PROBLEM:
The entries that follow need to be retyped verbatim.

(App and web page records)
+ + + + +
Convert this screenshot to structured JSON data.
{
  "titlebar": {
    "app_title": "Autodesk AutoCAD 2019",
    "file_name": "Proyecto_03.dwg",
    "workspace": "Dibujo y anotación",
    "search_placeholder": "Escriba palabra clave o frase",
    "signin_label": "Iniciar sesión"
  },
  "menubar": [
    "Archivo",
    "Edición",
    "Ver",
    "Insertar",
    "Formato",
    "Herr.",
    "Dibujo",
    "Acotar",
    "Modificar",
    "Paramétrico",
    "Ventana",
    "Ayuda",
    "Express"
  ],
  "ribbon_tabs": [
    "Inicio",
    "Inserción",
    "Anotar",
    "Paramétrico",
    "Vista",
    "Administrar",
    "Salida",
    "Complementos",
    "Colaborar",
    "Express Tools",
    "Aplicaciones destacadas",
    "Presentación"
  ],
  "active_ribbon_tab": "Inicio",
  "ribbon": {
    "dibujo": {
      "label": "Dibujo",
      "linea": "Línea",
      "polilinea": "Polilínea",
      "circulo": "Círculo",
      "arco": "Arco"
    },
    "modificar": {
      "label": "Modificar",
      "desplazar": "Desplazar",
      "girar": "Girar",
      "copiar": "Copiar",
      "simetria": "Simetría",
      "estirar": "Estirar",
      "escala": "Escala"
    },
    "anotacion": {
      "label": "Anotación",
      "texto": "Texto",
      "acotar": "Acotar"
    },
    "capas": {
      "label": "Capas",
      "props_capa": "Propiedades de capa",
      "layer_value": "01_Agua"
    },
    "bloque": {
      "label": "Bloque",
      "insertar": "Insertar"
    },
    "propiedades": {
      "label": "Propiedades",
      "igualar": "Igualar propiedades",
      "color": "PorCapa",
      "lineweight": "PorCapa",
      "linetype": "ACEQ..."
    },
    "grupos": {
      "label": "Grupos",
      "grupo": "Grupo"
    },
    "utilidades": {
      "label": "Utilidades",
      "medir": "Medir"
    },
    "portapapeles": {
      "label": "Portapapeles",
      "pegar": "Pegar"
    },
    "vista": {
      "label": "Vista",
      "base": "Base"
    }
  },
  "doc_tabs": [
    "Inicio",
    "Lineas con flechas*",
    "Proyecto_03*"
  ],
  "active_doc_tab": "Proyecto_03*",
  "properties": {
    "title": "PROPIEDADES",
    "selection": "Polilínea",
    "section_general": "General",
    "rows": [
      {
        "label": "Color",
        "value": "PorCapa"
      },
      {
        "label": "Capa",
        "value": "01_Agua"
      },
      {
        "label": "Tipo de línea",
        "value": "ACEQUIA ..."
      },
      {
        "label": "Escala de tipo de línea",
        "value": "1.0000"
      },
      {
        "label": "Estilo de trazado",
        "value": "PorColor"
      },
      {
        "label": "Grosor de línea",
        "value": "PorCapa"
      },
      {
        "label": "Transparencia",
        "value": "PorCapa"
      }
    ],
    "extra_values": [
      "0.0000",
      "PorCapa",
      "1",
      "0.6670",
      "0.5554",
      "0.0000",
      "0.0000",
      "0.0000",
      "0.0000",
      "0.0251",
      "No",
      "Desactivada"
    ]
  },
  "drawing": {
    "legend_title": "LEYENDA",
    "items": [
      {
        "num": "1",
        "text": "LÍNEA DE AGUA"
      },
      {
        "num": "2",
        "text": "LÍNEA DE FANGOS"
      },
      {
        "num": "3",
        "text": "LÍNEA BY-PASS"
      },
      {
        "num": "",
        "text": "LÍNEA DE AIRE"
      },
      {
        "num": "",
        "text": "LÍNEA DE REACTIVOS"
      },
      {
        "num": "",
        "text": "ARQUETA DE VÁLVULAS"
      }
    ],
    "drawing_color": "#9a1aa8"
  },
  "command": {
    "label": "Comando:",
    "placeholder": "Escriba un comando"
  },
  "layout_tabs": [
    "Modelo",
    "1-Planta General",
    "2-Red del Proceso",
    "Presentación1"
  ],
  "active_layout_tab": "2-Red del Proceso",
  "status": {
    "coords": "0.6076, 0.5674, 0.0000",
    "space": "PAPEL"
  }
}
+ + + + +
OUTPUT FOR THIS TASK:
Convert this screenshot to structured JSON data.
{
  "titlebar": {
    "app_title": "Autodesk AutoCAD 2019",
    "file_name": "Proyecto_03.dwg",
    "workspace": "Dibujo y anotación",
    "search_placeholder": "Escriba palabra clave o frase",
    "signin_label": "Iniciar sesión"
  },
  "menubar": [
    "Archivo",
    "Edición",
    "Ver",
    "Insertar",
    "Formato",
    "Herr.",
    "Dibujo",
    "Acotar",
    "Modificar",
    "Paramétrico",
    "Ventana",
    "Ayuda",
    "Express"
  ],
  "ribbon_tabs": [
    "Inicio",
    "Inserción",
    "Anotar",
    "Paramétrico",
    "Vista",
    "Administrar",
    "Salida",
    "Complementos",
    "Colaborar",
    "Express Tools",
    "Aplicaciones destacadas",
    "Presentación"
  ],
  "active_ribbon_tab": "Inicio",
  "ribbon": {
    "dibujo": {
      "label": "Dibujo",
      "linea": "Línea",
      "polilinea": "Polilínea",
      "circulo": "Círculo",
      "arco": "Arco"
    },
    "modificar": {
      "label": "Modificar",
      "desplazar": "Desplazar",
      "girar": "Girar",
      "copiar": "Copiar",
      "simetria": "Simetría",
      "estirar": "Estirar",
      "escala": "Escala"
    },
    "anotacion": {
      "label": "Anotación",
      "texto": "Texto",
      "acotar": "Acotar"
    },
    "capas": {
      "label": "Capas",
      "props_capa": "Propiedades de capa",
      "layer_value": "01_Agua"
    },
    "bloque": {
      "label": "Bloque",
      "insertar": "Insertar"
    },
    "propiedades": {
      "label": "Propiedades",
      "igualar": "Igualar propiedades",
      "color": "PorCapa",
      "lineweight": "PorCapa",
      "linetype": "ACEQ..."
    },
    "grupos": {
      "label": "Grupos",
      "grupo": "Grupo"
    },
    "utilidades": {
      "label": "Utilidades",
      "medir": "Medir"
    },
    "portapapeles": {
      "label": "Portapapeles",
      "pegar": "Pegar"
    },
    "vista": {
      "label": "Vista",
      "base": "Base"
    }
  },
  "doc_tabs": [
    "Inicio",
    "Lineas con flechas*",
    "Proyecto_03*"
  ],
  "active_doc_tab": "Proyecto_03*",
  "properties": {
    "title": "PROPIEDADES",
    "selection": "Polilínea",
    "section_general": "General",
    "rows": [
      {
        "label": "Color",
        "value": "PorCapa"
      },
      {
        "label": "Capa",
        "value": "01_Agua"
      },
      {
        "label": "Tipo de línea",
        "value": "ACEQUIA ..."
      },
      {
        "label": "Escala de tipo de línea",
        "value": "1.0000"
      },
      {
        "label": "Estilo de trazado",
        "value": "PorColor"
      },
      {
        "label": "Grosor de línea",
        "value": "PorCapa"
      },
      {
        "label": "Transparencia",
        "value": "PorCapa"
      }
    ],
    "extra_values": [
      "0.0000",
      "PorCapa",
      "1",
      "0.6670",
      "0.5554",
      "0.0000",
      "0.0000",
      "0.0000",
      "0.0000",
      "0.0251",
      "No",
      "Desactivada"
    ]
  },
  "drawing": {
    "legend_title": "LEYENDA",
    "items": [
      {
        "num": "1",
        "text": "LÍNEA DE AGUA"
      },
      {
        "num": "2",
        "text": "LÍNEA DE FANGOS"
      },
      {
        "num": "3",
        "text": "LÍNEA BY-PASS"
      },
      {
        "num": "",
        "text": "LÍNEA DE AIRE"
      },
      {
        "num": "",
        "text": "LÍNEA DE REACTIVOS"
      },
      {
        "num": "",
        "text": "ARQUETA DE VÁLVULAS"
      }
    ],
    "drawing_color": "#9a1aa8"
  },
  "command": {
    "label": "Comando:",
    "placeholder": "Escriba un comando"
  },
  "layout_tabs": [
    "Modelo",
    "1-Planta General",
    "2-Red del Proceso",
    "Presentación1"
  ],
  "active_layout_tab": "2-Red del Proceso",
  "status": {
    "coords": "0.6076, 0.5674, 0.0000",
    "space": "PAPEL"
  }
}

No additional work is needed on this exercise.